[Component data from apps and pages]

<<<<

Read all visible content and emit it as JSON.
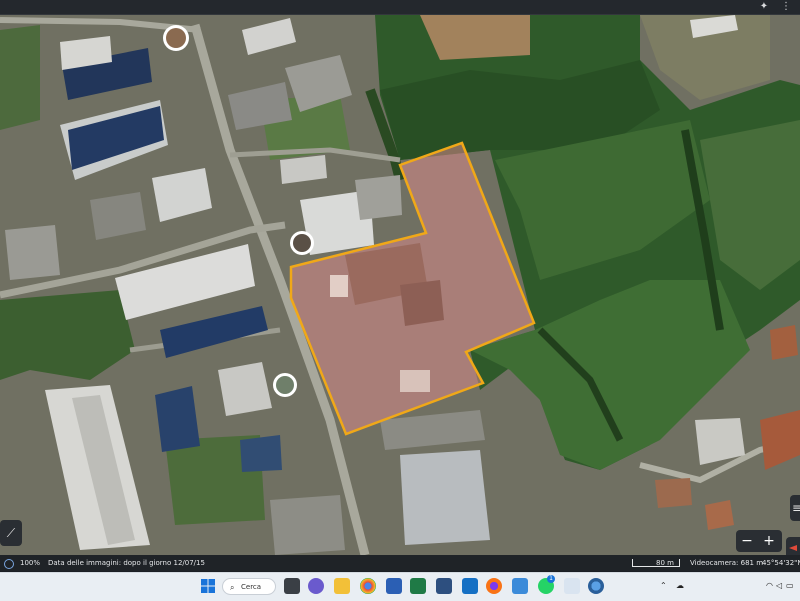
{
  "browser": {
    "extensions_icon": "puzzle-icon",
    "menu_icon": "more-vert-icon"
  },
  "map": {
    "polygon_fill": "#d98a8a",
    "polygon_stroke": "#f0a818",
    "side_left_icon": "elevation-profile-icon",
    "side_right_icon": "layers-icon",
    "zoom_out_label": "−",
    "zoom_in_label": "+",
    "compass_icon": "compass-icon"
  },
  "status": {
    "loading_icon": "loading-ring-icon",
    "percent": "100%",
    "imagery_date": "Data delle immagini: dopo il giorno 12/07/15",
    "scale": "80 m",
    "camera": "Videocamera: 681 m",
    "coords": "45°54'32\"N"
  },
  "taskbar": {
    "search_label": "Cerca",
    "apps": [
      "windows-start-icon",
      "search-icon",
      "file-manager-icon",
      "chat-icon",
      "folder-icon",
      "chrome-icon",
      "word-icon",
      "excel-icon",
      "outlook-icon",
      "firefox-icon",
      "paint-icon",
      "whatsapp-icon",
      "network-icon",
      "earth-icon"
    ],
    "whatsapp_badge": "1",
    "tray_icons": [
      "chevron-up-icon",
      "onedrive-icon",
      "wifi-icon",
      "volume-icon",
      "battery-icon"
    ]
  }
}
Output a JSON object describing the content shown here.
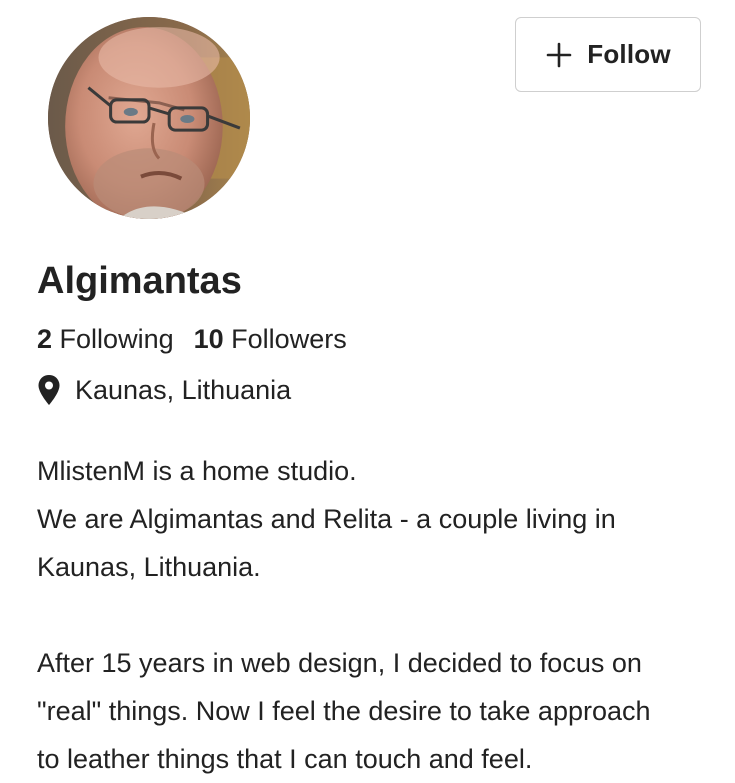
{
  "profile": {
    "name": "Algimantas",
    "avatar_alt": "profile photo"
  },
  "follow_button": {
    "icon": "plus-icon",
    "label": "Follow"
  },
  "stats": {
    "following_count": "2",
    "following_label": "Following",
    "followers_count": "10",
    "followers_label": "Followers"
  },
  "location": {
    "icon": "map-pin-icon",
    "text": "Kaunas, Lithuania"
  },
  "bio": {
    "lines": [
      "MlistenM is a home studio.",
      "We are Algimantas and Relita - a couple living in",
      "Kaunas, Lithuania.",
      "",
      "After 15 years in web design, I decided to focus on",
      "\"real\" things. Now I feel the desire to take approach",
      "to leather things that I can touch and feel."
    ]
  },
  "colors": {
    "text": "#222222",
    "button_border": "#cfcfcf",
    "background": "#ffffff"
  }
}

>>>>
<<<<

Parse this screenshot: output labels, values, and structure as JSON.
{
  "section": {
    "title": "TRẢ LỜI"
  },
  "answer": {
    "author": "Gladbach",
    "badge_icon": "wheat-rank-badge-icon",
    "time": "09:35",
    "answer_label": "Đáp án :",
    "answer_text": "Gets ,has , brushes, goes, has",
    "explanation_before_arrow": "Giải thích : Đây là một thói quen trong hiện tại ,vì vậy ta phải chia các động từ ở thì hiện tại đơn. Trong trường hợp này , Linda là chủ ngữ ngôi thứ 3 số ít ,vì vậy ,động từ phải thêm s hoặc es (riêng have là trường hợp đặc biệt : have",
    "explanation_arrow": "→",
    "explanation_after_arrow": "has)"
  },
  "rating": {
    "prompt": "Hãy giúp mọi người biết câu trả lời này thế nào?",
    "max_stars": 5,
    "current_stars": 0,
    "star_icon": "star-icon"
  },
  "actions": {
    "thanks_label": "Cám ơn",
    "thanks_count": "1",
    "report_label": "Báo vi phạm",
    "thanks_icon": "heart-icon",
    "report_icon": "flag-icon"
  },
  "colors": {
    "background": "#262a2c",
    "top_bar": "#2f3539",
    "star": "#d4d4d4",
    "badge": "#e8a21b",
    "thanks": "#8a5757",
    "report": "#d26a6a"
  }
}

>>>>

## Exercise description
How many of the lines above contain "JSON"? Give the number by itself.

## Result for this exercise
3